Your objective: All entries must be given again in full, exactly as they were supplied.

Data items:

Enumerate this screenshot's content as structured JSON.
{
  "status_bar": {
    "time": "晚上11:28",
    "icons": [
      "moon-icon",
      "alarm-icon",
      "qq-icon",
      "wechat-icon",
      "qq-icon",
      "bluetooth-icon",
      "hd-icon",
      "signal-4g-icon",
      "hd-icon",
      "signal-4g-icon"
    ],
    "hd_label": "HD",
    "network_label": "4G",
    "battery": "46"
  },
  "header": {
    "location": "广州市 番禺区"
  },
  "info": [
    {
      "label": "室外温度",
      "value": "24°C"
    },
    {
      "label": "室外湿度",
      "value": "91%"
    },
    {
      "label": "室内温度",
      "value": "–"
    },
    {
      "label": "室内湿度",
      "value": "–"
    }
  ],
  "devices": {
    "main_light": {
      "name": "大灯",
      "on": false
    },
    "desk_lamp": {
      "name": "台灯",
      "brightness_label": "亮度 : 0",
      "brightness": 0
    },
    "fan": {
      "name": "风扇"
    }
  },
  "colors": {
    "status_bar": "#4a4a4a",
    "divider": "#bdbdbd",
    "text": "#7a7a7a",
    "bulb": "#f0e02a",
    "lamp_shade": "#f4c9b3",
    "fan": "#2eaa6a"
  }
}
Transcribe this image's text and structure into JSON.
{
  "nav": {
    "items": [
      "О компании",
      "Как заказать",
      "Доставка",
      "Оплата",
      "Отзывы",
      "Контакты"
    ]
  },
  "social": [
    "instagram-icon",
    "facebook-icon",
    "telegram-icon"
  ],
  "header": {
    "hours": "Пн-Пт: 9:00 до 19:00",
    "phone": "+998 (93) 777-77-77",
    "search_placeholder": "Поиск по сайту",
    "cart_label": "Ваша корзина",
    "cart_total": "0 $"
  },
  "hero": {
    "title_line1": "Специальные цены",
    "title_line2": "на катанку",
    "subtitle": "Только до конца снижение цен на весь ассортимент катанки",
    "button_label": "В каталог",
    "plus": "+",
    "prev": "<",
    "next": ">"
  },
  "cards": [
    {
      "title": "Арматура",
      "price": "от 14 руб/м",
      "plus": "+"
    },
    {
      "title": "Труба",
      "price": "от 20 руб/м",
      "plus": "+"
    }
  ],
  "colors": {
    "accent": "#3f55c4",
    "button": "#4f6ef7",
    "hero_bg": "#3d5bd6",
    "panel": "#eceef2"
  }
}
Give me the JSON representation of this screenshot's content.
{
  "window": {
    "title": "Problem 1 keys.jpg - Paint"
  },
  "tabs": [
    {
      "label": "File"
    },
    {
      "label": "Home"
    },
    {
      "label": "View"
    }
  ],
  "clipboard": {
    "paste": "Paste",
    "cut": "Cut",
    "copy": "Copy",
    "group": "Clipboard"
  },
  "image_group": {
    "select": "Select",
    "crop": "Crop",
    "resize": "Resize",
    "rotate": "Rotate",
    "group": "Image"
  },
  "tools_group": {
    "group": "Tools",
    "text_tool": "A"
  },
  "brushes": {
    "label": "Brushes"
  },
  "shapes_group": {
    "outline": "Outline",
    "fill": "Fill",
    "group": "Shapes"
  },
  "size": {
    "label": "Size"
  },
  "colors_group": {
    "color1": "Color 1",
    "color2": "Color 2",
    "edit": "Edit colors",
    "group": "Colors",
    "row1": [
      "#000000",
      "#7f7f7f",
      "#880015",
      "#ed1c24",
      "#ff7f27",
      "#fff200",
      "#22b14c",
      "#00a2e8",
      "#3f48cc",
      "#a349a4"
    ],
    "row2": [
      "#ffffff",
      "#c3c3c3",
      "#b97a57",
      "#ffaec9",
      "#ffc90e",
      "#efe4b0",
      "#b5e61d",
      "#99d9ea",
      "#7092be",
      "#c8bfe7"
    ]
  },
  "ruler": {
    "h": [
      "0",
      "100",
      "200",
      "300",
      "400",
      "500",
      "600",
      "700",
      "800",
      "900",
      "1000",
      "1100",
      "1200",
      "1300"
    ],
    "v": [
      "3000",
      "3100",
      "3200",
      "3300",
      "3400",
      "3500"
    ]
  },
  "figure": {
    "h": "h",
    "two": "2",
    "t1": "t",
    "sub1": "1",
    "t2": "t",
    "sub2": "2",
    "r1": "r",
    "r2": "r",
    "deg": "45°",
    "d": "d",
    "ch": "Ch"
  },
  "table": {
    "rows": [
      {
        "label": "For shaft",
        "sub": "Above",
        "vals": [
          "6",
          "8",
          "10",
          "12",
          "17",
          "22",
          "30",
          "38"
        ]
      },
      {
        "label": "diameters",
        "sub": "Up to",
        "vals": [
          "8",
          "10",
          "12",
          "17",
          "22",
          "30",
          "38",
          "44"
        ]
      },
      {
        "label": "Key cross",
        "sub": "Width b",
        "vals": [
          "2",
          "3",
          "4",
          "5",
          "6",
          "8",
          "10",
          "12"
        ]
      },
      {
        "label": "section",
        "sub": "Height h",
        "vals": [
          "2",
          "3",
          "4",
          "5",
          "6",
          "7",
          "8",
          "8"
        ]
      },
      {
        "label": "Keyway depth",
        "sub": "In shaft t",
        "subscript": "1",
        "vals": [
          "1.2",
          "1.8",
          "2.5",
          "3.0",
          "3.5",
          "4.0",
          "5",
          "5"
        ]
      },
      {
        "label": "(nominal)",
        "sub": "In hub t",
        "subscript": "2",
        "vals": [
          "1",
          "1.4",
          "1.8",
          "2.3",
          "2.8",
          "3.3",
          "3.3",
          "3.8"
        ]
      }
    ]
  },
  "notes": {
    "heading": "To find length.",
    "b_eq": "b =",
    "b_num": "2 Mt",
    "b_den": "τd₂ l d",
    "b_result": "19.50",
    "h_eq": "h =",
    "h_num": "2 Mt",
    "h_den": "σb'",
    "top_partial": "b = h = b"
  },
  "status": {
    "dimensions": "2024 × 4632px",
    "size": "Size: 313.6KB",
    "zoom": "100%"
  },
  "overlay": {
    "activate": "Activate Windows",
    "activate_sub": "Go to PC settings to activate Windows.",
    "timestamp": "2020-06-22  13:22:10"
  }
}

Solution for this problem:
Enumerate this screenshot's content as structured JSON.
{
  "status_bar": {
    "time": "晚上11:28",
    "icons": [
      "moon-icon",
      "alarm-icon",
      "qq-icon",
      "wechat-icon",
      "qq-icon",
      "bluetooth-icon",
      "hd-icon",
      "signal-4g-icon",
      "hd-icon",
      "signal-4g-icon"
    ],
    "hd_label": "HD",
    "network_label": "4G",
    "battery": "46"
  },
  "header": {
    "location": "广州市 番禺区"
  },
  "info": [
    {
      "label": "室外温度",
      "value": "24°C"
    },
    {
      "label": "室外湿度",
      "value": "91%"
    },
    {
      "label": "室内温度",
      "value": "–"
    },
    {
      "label": "室内湿度",
      "value": "–"
    }
  ],
  "devices": {
    "main_light": {
      "name": "大灯",
      "on": false
    },
    "desk_lamp": {
      "name": "台灯",
      "brightness_label": "亮度 : 0",
      "brightness": 0
    },
    "fan": {
      "name": "风扇"
    }
  },
  "colors": {
    "status_bar": "#4a4a4a",
    "divider": "#bdbdbd",
    "text": "#7a7a7a",
    "bulb": "#f0e02a",
    "lamp_shade": "#f4c9b3",
    "fan": "#2eaa6a"
  }
}
Transcribe this image's text and structure into JSON.
{
  "nav": {
    "items": [
      "О компании",
      "Как заказать",
      "Доставка",
      "Оплата",
      "Отзывы",
      "Контакты"
    ]
  },
  "social": [
    "instagram-icon",
    "facebook-icon",
    "telegram-icon"
  ],
  "header": {
    "hours": "Пн-Пт: 9:00 до 19:00",
    "phone": "+998 (93) 777-77-77",
    "search_placeholder": "Поиск по сайту",
    "cart_label": "Ваша корзина",
    "cart_total": "0 $"
  },
  "hero": {
    "title_line1": "Специальные цены",
    "title_line2": "на катанку",
    "subtitle": "Только до конца снижение цен на весь ассортимент катанки",
    "button_label": "В каталог",
    "plus": "+",
    "prev": "<",
    "next": ">"
  },
  "cards": [
    {
      "title": "Арматура",
      "price": "от 14 руб/м",
      "plus": "+"
    },
    {
      "title": "Труба",
      "price": "от 20 руб/м",
      "plus": "+"
    }
  ],
  "colors": {
    "accent": "#3f55c4",
    "button": "#4f6ef7",
    "hero_bg": "#3d5bd6",
    "panel": "#eceef2"
  }
}
Give me the JSON representation of this screenshot's content.
{
  "window": {
    "title": "Problem 1 keys.jpg - Paint"
  },
  "tabs": [
    {
      "label": "File"
    },
    {
      "label": "Home"
    },
    {
      "label": "View"
    }
  ],
  "clipboard": {
    "paste": "Paste",
    "cut": "Cut",
    "copy": "Copy",
    "group": "Clipboard"
  },
  "image_group": {
    "select": "Select",
    "crop": "Crop",
    "resize": "Resize",
    "rotate": "Rotate",
    "group": "Image"
  },
  "tools_group": {
    "group": "Tools",
    "text_tool": "A"
  },
  "brushes": {
    "label": "Brushes"
  },
  "shapes_group": {
    "outline": "Outline",
    "fill": "Fill",
    "group": "Shapes"
  },
  "size": {
    "label": "Size"
  },
  "colors_group": {
    "color1": "Color 1",
    "color2": "Color 2",
    "edit": "Edit colors",
    "group": "Colors",
    "row1": [
      "#000000",
      "#7f7f7f",
      "#880015",
      "#ed1c24",
      "#ff7f27",
      "#fff200",
      "#22b14c",
      "#00a2e8",
      "#3f48cc",
      "#a349a4"
    ],
    "row2": [
      "#ffffff",
      "#c3c3c3",
      "#b97a57",
      "#ffaec9",
      "#ffc90e",
      "#efe4b0",
      "#b5e61d",
      "#99d9ea",
      "#7092be",
      "#c8bfe7"
    ]
  },
  "ruler": {
    "h": [
      "0",
      "100",
      "200",
      "300",
      "400",
      "500",
      "600",
      "700",
      "800",
      "900",
      "1000",
      "1100",
      "1200",
      "1300"
    ],
    "v": [
      "3000",
      "3100",
      "3200",
      "3300",
      "3400",
      "3500"
    ]
  },
  "figure": {
    "h": "h",
    "two": "2",
    "t1": "t",
    "sub1": "1",
    "t2": "t",
    "sub2": "2",
    "r1": "r",
    "r2": "r",
    "deg": "45°",
    "d": "d",
    "ch": "Ch"
  },
  "table": {
    "rows": [
      {
        "label": "For shaft",
        "sub": "Above",
        "vals": [
          "6",
          "8",
          "10",
          "12",
          "17",
          "22",
          "30",
          "38"
        ]
      },
      {
        "label": "diameters",
        "sub": "Up to",
        "vals": [
          "8",
          "10",
          "12",
          "17",
          "22",
          "30",
          "38",
          "44"
        ]
      },
      {
        "label": "Key cross",
        "sub": "Width b",
        "vals": [
          "2",
          "3",
          "4",
          "5",
          "6",
          "8",
          "10",
          "12"
        ]
      },
      {
        "label": "section",
        "sub": "Height h",
        "vals": [
          "2",
          "3",
          "4",
          "5",
          "6",
          "7",
          "8",
          "8"
        ]
      },
      {
        "label": "Keyway depth",
        "sub": "In shaft t",
        "subscript": "1",
        "vals": [
          "1.2",
          "1.8",
          "2.5",
          "3.0",
          "3.5",
          "4.0",
          "5",
          "5"
        ]
      },
      {
        "label": "(nominal)",
        "sub": "In hub t",
        "subscript": "2",
        "vals": [
          "1",
          "1.4",
          "1.8",
          "2.3",
          "2.8",
          "3.3",
          "3.3",
          "3.8"
        ]
      }
    ]
  },
  "notes": {
    "heading": "To find length.",
    "b_eq": "b =",
    "b_num": "2 Mt",
    "b_den": "τd₂ l d",
    "b_result": "19.50",
    "h_eq": "h =",
    "h_num": "2 Mt",
    "h_den": "σb'",
    "top_partial": "b = h = b"
  },
  "status": {
    "dimensions": "2024 × 4632px",
    "size": "Size: 313.6KB",
    "zoom": "100%"
  },
  "overlay": {
    "activate": "Activate Windows",
    "activate_sub": "Go to PC settings to activate Windows.",
    "timestamp": "2020-06-22  13:22:10"
  }
}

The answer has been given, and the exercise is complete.